Create a program that asks the user to enter a number from 1 to 50.
Print the statement "Programming is fun" the number of times entered by the user using a for loop.
Print the statement "Spring break is fun" the same number of times using a while loop.
Please see the attachment <I>loops.c</I> for the complete program.
As usual, we start with the standard empty program:
Since we have to get a number (between 1 and 50) as input from the user, declare an integer <I>n</I>. Now, we have to use two loops (one after the other), and this means we need a <I>loop counter</I> variable (conventionally named <I>i</I>):
int n, i;
Get the input from the user. The problem statement tells us to specify that the number should be between 1 and 50, but nothing is mentioned about actually checking whether this is so. So I have included an if statement for checking whether <I>n</I> is greater than 50, and if so, setting it equal to 50. But I have commented this, in case it is not required. You can either uncomment or delete it.
The general syntax of a for loop is:
for(</I>initialization expression<I>; </I>condition<I>; </I>update expression<I>)
Here, <I>initialization expression</I> is a statement that is executed exactly once just before the loop starts; <I>condition</I> is an expression with true/false (that is, zero or non-zero) value that is evaluated at the start ...

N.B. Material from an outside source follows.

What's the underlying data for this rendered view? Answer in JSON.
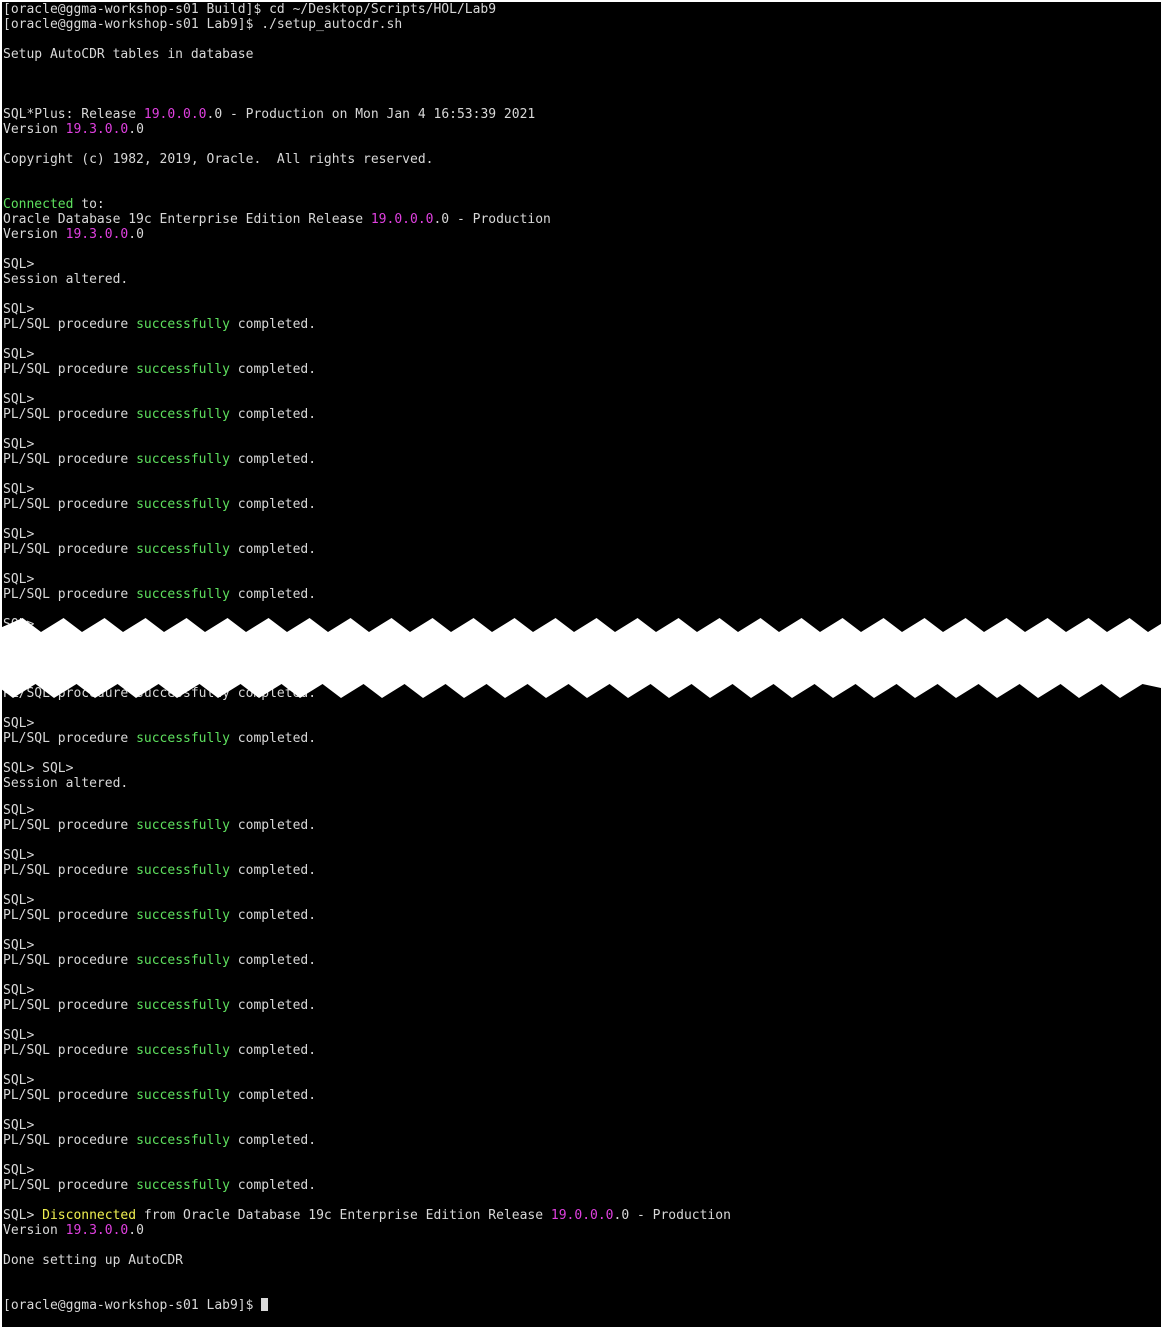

The same task is done using both a for loop and a while loop in C. This illustrates the difference in syntax and the similarity in the functioning of the two loops.